Juice WRLD was a baby. He was into anime and Percy Jackson books. He was, more or less, a product of Chicago’s drill scene, and he had connections to drill stars like G Herbo and Lil Bibby. But his great innovation was to fuse that sound to mid-’00s Warped Tour pop-punk, a style that came instinctively to him. He absorbed the bad parts of that style as well as the good ones, and he had a troubling tendency, in his lyrics, to blame his miseries on exes. But he also had a tremendous gift for melody, for crafting playfully soaring singsong hooks. He sounded just even more comfortable alongside Panic! At The Disco or Ellie Goulding than he did next to Future. He was getting better all the time.

Juice WRLD’s last single, October’s “Bandit,” was, for me, the moment it all came together. It’s a love song, more or less: “My girl the definition of a bad bitch. Stole her heart, I’m the definition of a bandit.” Throughout the song, he finds little melodic variations, switching it up constantly, pushing his way through the hypnotic harpsichord beat. I listened to that song over and over. It clicked. I couldn’t get sick of it if I tried. Maybe “Bandit” was the best song that Juice WRLD ever recorded. Maybe I just caught up to something that millions of American teenagers had figured out long before.

In his short time in the spotlight, Juice WRLD made a whole lot of music. In less than two years, he came out with two solo albums, one collaborative album, and dozens of one-off singles and guest verses. He left a whole lot of music unreleased, too, which means we’ll be hearing new Juice WRLD music for a long time. The same has been true of XXXTentacion and Lil Peep. A posthumous XXXTentacion album came out two days before Juice WRLD died. A posthumous Lil Peep album came out a couple of weeks before. Juice WRLD, like Peep and XXXTentacion, was an important person, and his influence will linger. Somewhere, right now, there’s a kid making a song about him. I hope that kid makes it past 21.

FURIOUS FIVE

1. Zack Fox – “The Bean Kicked In”
Look: This is almost certainly the wrong place for me to celebrate anarchic pill-fueled silliness. And yet this song is some really good anarchic pill-fueled silliness.
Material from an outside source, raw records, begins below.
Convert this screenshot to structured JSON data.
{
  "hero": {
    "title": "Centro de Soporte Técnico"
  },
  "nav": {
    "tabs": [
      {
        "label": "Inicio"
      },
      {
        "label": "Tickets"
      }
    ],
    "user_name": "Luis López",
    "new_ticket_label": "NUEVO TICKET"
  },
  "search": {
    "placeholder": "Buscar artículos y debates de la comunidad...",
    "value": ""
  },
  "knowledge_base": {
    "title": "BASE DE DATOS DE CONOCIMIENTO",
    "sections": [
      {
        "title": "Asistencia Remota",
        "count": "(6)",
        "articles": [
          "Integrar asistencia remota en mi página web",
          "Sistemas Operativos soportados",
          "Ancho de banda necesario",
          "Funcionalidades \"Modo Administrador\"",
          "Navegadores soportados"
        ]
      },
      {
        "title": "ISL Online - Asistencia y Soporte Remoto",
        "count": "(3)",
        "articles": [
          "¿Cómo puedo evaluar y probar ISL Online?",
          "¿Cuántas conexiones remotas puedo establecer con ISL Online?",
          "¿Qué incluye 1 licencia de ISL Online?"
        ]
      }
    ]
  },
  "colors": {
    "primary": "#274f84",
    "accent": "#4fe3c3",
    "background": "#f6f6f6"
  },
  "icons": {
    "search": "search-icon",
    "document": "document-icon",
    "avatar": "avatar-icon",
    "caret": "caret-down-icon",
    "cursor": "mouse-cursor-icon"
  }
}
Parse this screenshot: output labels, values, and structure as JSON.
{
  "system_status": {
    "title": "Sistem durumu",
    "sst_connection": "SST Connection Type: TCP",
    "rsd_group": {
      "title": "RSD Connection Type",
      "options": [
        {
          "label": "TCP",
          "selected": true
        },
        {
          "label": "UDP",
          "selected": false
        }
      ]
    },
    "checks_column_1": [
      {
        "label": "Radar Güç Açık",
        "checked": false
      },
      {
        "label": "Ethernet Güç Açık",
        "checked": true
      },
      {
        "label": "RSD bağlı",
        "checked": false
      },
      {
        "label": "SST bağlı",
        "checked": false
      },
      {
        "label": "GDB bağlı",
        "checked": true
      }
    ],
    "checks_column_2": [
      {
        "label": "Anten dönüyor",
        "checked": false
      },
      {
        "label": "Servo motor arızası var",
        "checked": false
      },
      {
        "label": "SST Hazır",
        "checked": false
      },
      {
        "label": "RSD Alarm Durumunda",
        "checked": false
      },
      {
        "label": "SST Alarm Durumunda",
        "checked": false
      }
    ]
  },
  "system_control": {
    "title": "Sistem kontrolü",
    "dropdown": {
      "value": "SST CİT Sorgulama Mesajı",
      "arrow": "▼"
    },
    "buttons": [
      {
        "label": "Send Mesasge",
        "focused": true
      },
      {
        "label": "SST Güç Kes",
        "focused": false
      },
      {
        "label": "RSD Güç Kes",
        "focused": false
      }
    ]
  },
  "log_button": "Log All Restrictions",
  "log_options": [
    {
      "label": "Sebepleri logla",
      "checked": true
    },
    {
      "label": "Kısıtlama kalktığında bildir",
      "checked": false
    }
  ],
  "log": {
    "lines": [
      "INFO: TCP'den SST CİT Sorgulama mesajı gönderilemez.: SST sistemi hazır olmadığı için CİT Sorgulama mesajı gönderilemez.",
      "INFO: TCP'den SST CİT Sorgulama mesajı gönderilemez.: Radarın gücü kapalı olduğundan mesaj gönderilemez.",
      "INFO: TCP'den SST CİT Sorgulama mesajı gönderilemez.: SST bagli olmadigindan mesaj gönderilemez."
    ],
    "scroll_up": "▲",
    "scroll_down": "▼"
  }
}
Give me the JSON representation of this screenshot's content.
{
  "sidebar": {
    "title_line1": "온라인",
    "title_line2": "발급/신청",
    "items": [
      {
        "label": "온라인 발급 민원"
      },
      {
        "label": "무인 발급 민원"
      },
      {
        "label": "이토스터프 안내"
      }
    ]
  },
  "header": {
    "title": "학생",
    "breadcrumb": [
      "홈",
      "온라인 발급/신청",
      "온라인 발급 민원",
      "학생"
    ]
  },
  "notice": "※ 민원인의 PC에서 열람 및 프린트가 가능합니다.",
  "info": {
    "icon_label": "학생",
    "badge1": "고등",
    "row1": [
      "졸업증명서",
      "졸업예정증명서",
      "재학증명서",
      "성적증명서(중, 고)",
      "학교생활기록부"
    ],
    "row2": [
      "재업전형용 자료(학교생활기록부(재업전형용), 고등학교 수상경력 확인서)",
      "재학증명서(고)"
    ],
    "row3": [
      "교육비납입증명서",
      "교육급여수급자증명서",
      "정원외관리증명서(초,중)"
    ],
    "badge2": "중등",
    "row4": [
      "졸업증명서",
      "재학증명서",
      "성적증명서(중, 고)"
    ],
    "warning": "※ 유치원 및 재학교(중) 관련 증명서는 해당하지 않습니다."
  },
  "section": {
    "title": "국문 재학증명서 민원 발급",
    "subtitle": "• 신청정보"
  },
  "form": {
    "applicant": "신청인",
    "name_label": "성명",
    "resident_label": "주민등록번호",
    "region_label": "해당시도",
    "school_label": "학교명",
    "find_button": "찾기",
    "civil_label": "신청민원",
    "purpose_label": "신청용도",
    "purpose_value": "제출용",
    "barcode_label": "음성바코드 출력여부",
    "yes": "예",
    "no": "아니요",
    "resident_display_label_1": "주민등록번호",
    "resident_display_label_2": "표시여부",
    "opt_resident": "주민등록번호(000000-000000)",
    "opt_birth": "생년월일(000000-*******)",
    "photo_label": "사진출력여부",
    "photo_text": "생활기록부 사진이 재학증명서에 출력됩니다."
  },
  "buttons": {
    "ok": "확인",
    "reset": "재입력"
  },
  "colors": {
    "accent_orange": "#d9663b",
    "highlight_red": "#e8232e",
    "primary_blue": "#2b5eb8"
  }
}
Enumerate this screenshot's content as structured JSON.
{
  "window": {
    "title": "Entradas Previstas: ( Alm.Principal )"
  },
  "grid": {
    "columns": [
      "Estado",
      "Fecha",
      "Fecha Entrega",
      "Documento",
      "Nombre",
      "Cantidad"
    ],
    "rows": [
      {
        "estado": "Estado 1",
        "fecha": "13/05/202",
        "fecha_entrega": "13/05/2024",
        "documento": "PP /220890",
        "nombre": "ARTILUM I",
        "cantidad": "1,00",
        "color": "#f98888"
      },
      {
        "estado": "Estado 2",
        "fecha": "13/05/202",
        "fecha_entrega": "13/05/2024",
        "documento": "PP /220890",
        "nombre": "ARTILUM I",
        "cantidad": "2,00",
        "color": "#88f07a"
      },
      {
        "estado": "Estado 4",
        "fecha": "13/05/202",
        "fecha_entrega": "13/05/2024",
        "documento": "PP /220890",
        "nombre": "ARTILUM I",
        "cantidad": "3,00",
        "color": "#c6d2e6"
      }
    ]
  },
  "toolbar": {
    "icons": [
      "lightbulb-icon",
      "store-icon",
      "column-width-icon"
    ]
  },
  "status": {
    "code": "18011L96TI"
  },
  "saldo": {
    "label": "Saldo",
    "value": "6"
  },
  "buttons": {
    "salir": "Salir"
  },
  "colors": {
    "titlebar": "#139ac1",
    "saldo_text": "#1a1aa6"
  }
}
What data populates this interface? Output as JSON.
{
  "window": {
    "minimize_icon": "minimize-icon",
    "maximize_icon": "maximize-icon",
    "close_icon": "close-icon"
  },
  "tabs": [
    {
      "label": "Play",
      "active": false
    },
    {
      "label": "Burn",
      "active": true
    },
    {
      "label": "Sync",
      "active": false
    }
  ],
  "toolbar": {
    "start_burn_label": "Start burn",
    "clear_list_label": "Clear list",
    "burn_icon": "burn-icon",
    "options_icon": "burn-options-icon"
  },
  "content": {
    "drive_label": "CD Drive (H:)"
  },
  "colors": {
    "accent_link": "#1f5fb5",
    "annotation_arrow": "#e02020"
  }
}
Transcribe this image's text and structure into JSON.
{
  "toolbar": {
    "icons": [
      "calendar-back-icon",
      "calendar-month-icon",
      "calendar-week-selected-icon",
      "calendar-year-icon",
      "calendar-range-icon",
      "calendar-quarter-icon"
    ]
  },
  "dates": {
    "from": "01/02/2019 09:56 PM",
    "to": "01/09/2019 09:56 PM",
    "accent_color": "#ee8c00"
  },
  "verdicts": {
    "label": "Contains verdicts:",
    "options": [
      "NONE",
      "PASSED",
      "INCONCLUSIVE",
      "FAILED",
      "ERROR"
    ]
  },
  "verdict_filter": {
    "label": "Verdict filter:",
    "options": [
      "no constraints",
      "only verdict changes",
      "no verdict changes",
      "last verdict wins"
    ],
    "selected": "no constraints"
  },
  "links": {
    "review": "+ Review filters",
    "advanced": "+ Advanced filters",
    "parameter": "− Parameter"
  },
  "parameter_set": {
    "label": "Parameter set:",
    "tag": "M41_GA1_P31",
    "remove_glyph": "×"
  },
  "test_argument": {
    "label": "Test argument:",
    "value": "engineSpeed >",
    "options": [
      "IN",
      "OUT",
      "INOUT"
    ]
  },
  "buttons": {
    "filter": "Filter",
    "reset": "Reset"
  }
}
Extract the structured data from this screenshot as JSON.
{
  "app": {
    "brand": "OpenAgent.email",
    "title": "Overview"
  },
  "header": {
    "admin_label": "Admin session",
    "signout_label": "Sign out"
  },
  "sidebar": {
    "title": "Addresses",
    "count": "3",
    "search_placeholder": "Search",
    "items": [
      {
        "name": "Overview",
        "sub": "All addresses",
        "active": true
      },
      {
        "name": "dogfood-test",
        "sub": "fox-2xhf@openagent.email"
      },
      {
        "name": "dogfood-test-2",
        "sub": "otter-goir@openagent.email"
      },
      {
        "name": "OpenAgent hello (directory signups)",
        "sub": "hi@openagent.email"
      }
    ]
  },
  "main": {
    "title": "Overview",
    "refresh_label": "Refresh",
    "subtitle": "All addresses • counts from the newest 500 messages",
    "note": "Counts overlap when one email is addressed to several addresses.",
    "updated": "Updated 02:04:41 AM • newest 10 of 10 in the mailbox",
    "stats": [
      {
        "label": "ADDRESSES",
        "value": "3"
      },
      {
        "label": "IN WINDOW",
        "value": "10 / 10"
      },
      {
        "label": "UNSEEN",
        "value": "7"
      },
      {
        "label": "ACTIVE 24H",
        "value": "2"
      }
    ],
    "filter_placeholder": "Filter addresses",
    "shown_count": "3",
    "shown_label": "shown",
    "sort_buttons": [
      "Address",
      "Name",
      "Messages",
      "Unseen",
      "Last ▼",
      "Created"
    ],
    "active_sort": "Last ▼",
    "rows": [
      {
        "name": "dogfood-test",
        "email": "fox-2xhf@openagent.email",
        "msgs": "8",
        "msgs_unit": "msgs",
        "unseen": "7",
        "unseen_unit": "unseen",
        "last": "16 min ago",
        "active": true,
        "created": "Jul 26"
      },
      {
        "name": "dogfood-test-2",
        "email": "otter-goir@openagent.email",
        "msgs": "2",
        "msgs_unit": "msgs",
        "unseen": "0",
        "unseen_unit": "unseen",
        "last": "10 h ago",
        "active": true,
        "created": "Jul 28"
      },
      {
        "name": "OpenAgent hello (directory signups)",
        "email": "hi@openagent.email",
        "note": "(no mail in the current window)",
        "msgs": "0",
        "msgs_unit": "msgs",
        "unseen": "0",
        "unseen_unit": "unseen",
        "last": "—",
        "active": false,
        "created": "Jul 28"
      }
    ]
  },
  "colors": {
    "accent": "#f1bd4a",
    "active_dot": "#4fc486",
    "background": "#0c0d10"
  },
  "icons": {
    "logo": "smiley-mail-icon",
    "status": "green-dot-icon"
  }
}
2. Navy Blue – “Higher Self”
There is a lot of sadness to this song. There’s a lot of beauty, too. “Told my image I ain’t scared of you, not no more.”

3. OFB Dezzie – “Bad Bread”
As with a whole lot of UK drill, I can barely understand a word this guy says. I can understand the urgency, though.

4. Celly Ru – “Body Talk” (Feat. Rio Da Young Og)
The Bay Area/Detroit connection apparently extends to the rest of Michigan. Rio is from Flint, and he sounds absolutely ugly when talking about murdering you over Bay beats: “I’m in Cali wearing Ballys, me and Celly Ru / Popped him in the head and keep shooting until I smell he poop.”

5. Yung Ro – “Spin Cycle”
Yung Ro is a newly inked Meek Mill signee from Houston. Right now, he’s most famous for lightly beefing with Blueface and for explaining on social media why he hasn’t bought any jewelry yet. But if he keeps making songs like this, then he’s about to be a whole lot more famous for making songs like these.

IT WAS ALL GOOD JUST A WEEK AGO